Recommendations for Future Research
Future research should include looking at qualitative data as well as quantitative on the effects of having recess before lunch. Professionals should conduct studies based when recess takes place in the daily schedule and its effect on test scores. Numbers would help solidify what teachers see on an everyday basis. It would be beneficial to spend time in a classroom and collect data from students. Asking opinions of 37 professionals is one thing, but to see it in action is another. Seeing students and their abilities based on the differing amount of physical activity they receive during the day gives proof of what teachers and principals (and now administrators) are saying about the need for recess during the day and at what time of the day
During my research literature of RBL, I found a high interest from educators on offering recess multiple times and at different times of the day.

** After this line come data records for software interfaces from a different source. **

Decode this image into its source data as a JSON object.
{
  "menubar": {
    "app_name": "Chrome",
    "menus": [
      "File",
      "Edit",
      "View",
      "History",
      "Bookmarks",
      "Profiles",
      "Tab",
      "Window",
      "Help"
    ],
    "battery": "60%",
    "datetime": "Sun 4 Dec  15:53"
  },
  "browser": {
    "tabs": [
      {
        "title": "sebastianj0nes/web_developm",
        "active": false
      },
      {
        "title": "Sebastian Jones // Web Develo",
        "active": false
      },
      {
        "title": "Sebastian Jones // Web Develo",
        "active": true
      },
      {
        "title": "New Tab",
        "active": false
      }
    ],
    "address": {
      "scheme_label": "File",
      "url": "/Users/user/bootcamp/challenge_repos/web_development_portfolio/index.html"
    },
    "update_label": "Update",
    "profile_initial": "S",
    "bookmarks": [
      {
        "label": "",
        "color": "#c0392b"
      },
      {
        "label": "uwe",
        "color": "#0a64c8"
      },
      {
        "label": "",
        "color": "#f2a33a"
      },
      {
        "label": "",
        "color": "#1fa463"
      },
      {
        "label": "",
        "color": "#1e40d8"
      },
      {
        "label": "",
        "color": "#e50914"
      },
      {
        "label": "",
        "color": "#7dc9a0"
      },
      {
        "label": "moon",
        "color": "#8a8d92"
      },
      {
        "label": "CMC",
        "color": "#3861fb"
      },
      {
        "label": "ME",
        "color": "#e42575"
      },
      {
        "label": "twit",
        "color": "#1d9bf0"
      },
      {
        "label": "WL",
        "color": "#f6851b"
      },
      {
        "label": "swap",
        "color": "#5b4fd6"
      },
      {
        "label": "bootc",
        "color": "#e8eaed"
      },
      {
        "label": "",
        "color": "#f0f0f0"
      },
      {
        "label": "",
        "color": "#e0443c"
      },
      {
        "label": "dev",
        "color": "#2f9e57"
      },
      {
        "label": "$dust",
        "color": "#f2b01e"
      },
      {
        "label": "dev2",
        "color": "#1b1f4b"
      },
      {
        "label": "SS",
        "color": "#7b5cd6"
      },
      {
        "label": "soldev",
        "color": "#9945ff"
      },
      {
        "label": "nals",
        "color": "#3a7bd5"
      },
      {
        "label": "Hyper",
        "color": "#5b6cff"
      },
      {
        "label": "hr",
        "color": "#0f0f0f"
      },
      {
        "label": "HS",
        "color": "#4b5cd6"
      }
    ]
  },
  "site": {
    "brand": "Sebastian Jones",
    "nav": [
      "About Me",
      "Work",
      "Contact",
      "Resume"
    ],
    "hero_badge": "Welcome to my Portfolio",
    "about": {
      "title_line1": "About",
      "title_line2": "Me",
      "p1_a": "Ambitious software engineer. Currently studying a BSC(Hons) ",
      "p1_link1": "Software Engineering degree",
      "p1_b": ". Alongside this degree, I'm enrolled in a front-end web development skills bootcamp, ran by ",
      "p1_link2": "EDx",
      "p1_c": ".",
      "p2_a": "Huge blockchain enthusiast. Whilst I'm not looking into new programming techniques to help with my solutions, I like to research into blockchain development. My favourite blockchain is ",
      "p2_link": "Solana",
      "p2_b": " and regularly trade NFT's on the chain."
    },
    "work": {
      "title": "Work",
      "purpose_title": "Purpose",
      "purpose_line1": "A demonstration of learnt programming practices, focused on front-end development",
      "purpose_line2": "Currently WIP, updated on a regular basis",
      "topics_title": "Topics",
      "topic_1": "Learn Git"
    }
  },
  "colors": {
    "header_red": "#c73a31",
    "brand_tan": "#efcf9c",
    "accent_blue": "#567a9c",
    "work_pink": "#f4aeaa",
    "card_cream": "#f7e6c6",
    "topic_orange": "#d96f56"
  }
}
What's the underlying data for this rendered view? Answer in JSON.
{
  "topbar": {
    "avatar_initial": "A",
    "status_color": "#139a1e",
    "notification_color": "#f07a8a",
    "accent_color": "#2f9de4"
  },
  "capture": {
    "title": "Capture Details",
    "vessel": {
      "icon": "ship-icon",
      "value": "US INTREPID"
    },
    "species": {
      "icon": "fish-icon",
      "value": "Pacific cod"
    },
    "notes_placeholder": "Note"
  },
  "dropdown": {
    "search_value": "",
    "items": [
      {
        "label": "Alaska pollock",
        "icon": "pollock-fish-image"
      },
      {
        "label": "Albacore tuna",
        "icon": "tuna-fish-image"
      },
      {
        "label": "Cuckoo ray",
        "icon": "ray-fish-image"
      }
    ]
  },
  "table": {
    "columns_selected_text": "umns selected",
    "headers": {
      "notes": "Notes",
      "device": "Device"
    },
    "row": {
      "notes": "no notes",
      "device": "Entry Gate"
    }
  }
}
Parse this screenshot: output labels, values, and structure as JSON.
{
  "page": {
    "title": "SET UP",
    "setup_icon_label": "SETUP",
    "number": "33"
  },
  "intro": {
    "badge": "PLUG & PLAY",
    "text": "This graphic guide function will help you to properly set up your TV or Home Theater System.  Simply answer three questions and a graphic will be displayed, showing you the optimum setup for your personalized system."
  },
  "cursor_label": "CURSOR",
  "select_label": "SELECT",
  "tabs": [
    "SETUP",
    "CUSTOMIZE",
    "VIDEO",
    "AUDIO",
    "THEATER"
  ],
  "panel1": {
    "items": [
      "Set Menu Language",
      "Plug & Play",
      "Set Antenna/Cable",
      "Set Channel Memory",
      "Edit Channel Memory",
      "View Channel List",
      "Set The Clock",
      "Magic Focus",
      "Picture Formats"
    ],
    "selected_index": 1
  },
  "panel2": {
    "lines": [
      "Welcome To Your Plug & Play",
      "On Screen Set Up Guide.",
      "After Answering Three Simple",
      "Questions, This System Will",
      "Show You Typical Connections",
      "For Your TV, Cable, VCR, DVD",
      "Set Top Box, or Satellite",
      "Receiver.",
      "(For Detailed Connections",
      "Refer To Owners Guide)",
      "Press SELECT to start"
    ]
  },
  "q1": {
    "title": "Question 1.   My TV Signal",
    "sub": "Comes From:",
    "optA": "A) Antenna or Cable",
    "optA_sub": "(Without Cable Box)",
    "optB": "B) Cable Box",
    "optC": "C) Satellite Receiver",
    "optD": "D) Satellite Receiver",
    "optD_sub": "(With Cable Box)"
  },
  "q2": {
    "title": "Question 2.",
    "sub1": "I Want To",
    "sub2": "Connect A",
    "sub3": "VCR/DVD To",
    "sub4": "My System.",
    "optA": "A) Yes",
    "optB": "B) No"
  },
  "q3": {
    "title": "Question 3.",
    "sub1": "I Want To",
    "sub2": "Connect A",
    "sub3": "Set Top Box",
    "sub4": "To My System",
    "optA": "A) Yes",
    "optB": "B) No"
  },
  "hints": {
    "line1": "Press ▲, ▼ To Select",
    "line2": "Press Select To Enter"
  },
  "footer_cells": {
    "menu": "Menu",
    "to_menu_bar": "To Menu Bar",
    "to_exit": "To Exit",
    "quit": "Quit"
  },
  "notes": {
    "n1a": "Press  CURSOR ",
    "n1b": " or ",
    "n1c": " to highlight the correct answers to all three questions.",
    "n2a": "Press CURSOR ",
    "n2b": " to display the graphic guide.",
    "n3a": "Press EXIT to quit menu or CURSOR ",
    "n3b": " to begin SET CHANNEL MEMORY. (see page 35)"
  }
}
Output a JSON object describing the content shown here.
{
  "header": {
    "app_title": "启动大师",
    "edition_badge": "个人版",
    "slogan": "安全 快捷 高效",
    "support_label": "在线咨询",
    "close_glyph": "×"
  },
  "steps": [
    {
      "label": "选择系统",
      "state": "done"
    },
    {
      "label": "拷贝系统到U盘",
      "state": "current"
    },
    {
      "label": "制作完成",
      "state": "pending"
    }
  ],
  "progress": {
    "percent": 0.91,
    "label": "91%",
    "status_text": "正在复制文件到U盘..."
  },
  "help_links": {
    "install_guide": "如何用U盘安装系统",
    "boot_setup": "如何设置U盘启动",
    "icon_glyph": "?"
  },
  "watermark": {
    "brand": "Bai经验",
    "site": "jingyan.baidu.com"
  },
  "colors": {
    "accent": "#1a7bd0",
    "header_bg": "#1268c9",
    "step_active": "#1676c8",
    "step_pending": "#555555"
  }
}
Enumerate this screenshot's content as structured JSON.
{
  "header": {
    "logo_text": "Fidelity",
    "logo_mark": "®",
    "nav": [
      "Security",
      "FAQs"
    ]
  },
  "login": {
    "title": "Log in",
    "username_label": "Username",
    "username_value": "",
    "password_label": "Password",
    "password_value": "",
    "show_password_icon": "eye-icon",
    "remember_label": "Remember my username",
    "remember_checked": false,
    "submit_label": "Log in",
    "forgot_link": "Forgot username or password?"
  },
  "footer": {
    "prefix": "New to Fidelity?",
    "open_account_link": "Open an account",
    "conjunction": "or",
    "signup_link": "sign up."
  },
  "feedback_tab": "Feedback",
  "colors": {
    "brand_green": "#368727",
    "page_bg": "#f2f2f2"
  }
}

This type of scheduling is interesting and definitely out of the box thinking but it would be interesting to put the data and qualitative research to the test in comparing the two non traditional ideas of recess throughout the school day.
In conclusion, there are many student benefits to the reasonable argument of the possibility of transitioning to scheduling recess before lunch. Benefits included less wasted food, less time to transition to a more focused mind, and decreased behavioral issues. On the other hand, if you were to decide to modify a deep-rooted tradition, this will be challenging due to challenges like buy in from teachers, schedule changes, and hand washing issues. Using the following recommendations and illustrating the value of this change will make the transition to lunch after recess a seamless conversion. These recommendations from the research are… putting the students first, trying a pilot study, anticipate teacher reluctance, seek out solutions, and be open to change. All educators should listen to Socrates when it comes to scheduling, since it is the cornerstone for supporting increased student achievement. When scheduling and making changes to the schedule think about Socrates as he says “the secret of change is to focus all of your energy, not on fighting the old, but on building the new. “”